EXERCISE REQUIREMENTS
Leave every picture out, and write out the remaining entries exactly.

(Items from a data source)
=-=-=-=-=

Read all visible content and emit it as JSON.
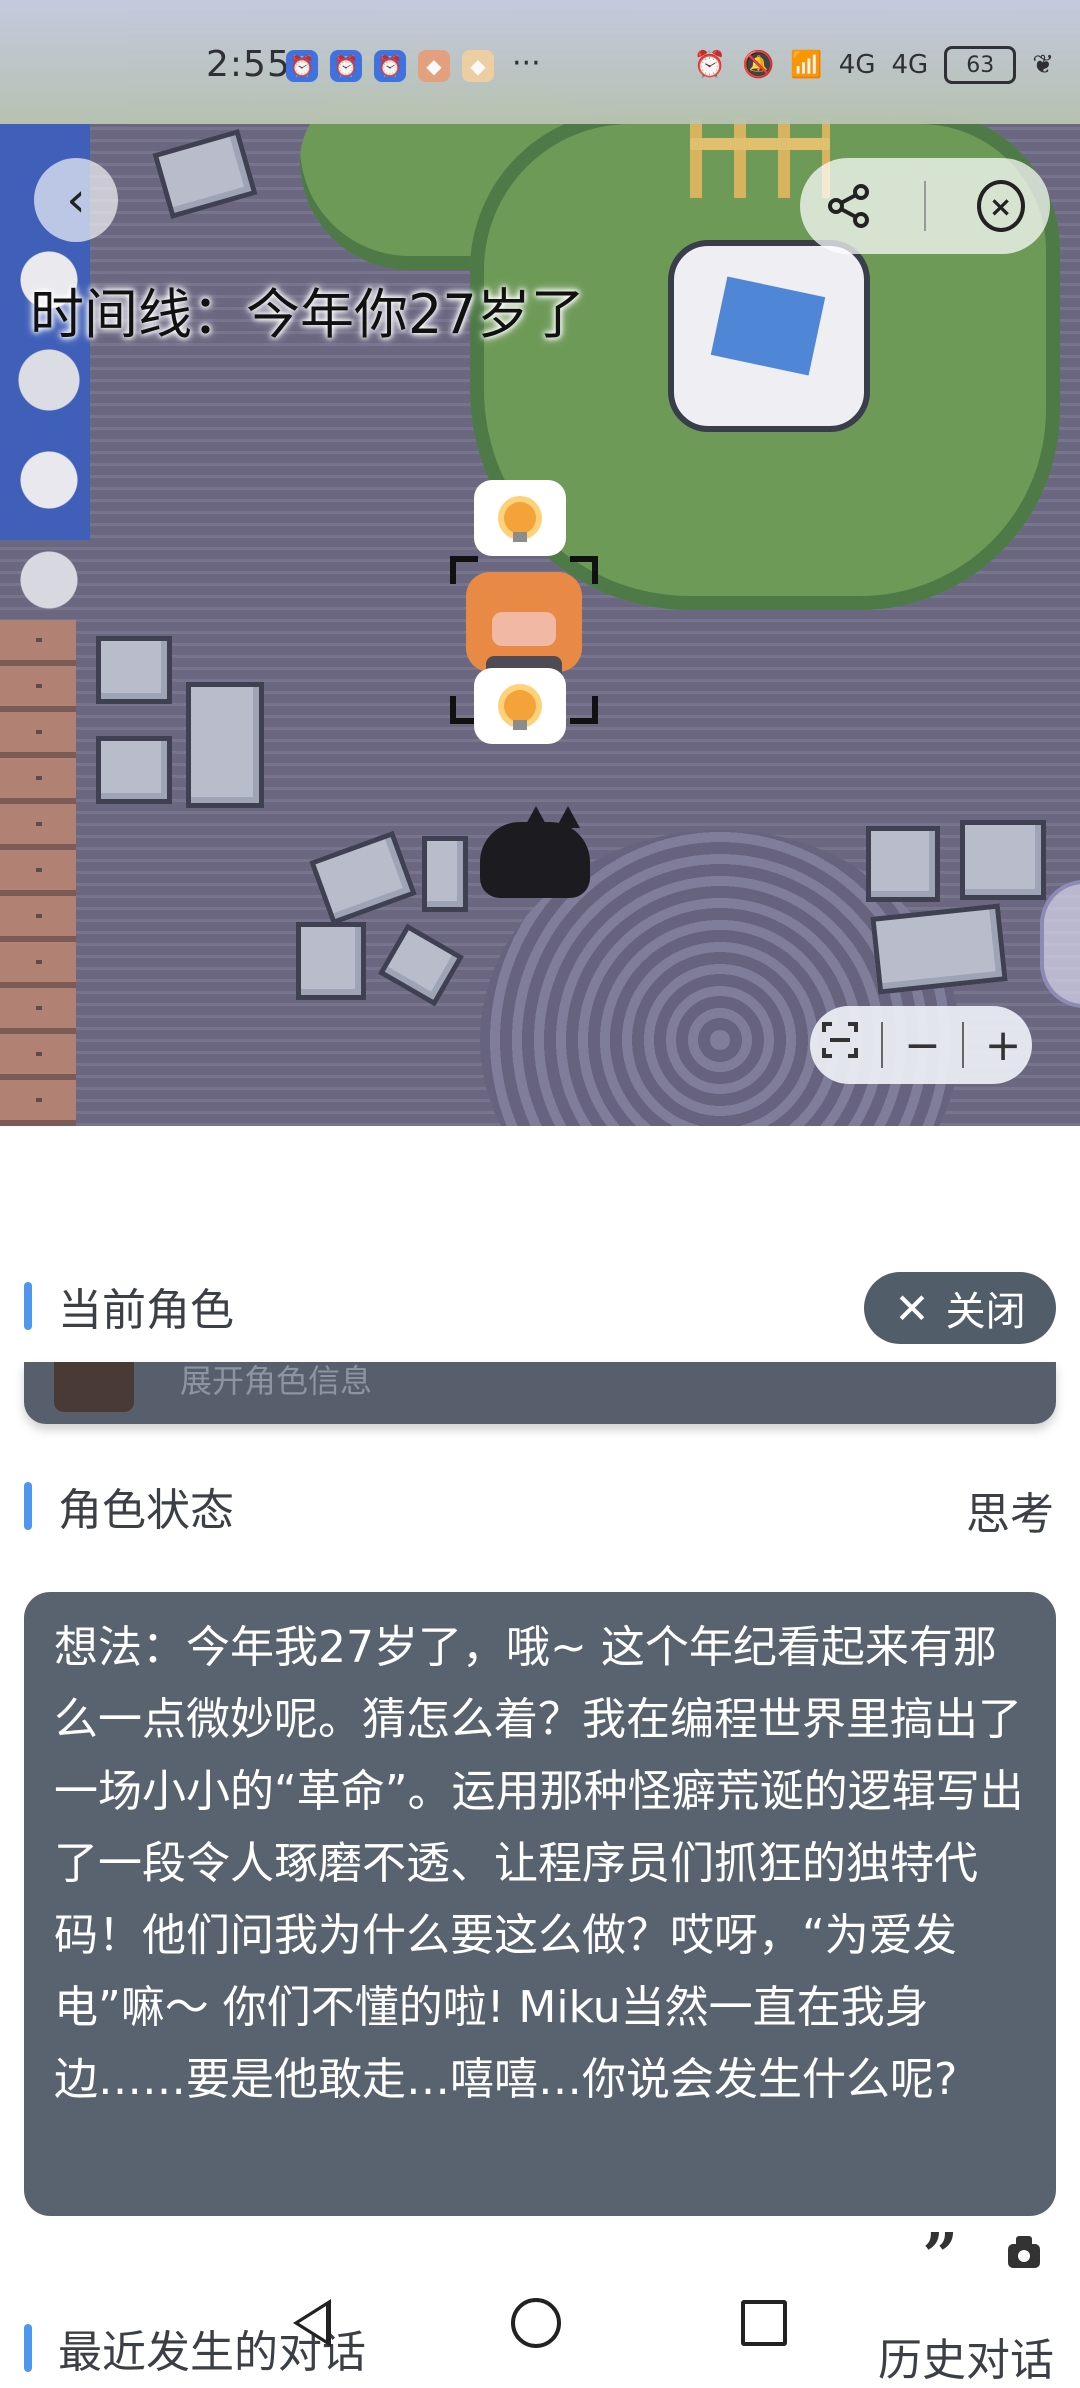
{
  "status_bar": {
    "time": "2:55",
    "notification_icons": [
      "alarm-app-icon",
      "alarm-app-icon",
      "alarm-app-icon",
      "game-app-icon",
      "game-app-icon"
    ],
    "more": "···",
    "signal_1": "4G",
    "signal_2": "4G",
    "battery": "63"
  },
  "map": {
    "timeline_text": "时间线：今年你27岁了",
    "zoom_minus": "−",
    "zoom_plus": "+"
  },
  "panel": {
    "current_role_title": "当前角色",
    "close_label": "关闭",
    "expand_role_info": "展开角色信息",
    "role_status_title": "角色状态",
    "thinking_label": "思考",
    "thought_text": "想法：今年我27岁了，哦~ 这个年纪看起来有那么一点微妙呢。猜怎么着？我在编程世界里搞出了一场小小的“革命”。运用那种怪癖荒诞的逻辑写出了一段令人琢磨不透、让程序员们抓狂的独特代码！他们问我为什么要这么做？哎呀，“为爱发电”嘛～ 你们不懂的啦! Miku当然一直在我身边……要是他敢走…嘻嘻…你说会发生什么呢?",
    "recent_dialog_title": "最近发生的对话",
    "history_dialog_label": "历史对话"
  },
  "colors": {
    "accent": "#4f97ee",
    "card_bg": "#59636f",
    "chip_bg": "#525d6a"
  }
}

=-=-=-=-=

RESULT
Read all visible content and emit it as JSON.
{
  "status_bar": {
    "time": "2:55",
    "notification_icons": [
      "alarm-app-icon",
      "alarm-app-icon",
      "alarm-app-icon",
      "game-app-icon",
      "game-app-icon"
    ],
    "more": "···",
    "signal_1": "4G",
    "signal_2": "4G",
    "battery": "63"
  },
  "map": {
    "timeline_text": "时间线：今年你27岁了",
    "zoom_minus": "−",
    "zoom_plus": "+"
  },
  "panel": {
    "current_role_title": "当前角色",
    "close_label": "关闭",
    "expand_role_info": "展开角色信息",
    "role_status_title": "角色状态",
    "thinking_label": "思考",
    "thought_text": "想法：今年我27岁了，哦~ 这个年纪看起来有那么一点微妙呢。猜怎么着？我在编程世界里搞出了一场小小的“革命”。运用那种怪癖荒诞的逻辑写出了一段令人琢磨不透、让程序员们抓狂的独特代码！他们问我为什么要这么做？哎呀，“为爱发电”嘛～ 你们不懂的啦! Miku当然一直在我身边……要是他敢走…嘻嘻…你说会发生什么呢?",
    "recent_dialog_title": "最近发生的对话",
    "history_dialog_label": "历史对话"
  },
  "colors": {
    "accent": "#4f97ee",
    "card_bg": "#59636f",
    "chip_bg": "#525d6a"
  }
}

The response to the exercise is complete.